Ray Pearson, an older farmhand, is a quiet man. He is married to a shrewish woman whom he had to marry after he got her pregnant many years ago. They have six children. His colleague, Hal Winters, is a young, boisterous man who has gotten his girlfriend pregnant. One day in October, when they are working together in a field, Hal asks Ray what he ought to do. Ray does not answer. He cannot bring himself to say what he knows he should say. Later, after returning to his shrewish wife, Ray wants to help the other man avoid his fate. He runs after Hal, intending to tell the young man not to get tied down in a marriage. When he catches up with Hal, he cannot say what he came to say. Hal laughs, knowing what Ray was going to say, and tells him that he wants to marry Nell and have a family. Nell has not asked him to marry her, but he is ready to be married. As he walks home, Ray has a pleasant memory of evenings spent with his children, and he realizes that whatever he had planned to tell Hal would have been a lie.

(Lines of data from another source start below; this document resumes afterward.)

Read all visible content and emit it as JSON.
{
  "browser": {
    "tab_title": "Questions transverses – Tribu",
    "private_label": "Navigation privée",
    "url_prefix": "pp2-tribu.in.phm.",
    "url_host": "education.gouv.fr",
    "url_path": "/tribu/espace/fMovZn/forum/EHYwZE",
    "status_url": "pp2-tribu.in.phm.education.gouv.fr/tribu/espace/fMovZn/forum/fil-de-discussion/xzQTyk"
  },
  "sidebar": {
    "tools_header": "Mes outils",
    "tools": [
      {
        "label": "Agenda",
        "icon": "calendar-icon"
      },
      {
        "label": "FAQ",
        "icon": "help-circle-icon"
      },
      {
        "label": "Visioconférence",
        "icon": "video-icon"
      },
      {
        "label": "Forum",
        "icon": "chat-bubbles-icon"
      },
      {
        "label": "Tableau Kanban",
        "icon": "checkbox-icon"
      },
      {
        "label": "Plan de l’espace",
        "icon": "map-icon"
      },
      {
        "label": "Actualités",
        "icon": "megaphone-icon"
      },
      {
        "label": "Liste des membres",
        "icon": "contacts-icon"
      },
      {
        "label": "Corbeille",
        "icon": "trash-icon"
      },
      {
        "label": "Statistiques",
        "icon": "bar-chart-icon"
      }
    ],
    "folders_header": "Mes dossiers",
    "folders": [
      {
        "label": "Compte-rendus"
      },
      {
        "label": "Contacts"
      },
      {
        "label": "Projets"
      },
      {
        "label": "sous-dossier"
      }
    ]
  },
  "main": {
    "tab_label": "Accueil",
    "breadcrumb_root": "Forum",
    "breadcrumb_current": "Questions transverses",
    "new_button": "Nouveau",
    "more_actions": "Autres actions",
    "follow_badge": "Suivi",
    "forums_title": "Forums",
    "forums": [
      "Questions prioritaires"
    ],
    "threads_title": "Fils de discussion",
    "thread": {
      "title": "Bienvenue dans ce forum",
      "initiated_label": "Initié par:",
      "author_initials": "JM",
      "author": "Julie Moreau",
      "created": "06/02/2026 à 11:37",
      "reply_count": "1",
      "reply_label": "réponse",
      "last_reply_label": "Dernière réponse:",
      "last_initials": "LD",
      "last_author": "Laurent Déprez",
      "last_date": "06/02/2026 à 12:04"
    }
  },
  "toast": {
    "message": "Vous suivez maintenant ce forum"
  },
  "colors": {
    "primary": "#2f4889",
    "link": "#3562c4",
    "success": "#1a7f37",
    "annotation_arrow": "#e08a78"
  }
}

After telling the interesting tale of how Hals father, Windpeter, died, Anderson writes: “But this is not the story of Windpeter Winters nor yet of his son Hal” but “It will. be necessary to talk a little of young Hal so that you will get into the spirit of it” (204). This is one of several instances in which he tells a bit of a side story and then says that he is not telling that persons story. Anderson is drawing attention to the storyteller. This is a collection of stories about a collection of people, but there are many other stories out there that could be told. These stories may illustrate a particular set of circumstances, but other stories will illustrate other ideas or circumstances. Unlike many novels that pretend to be complete contained worlds, Anderson is drawing the readers attention to the fact that any story could be a different story if that were what the storyteller chose to focus upon.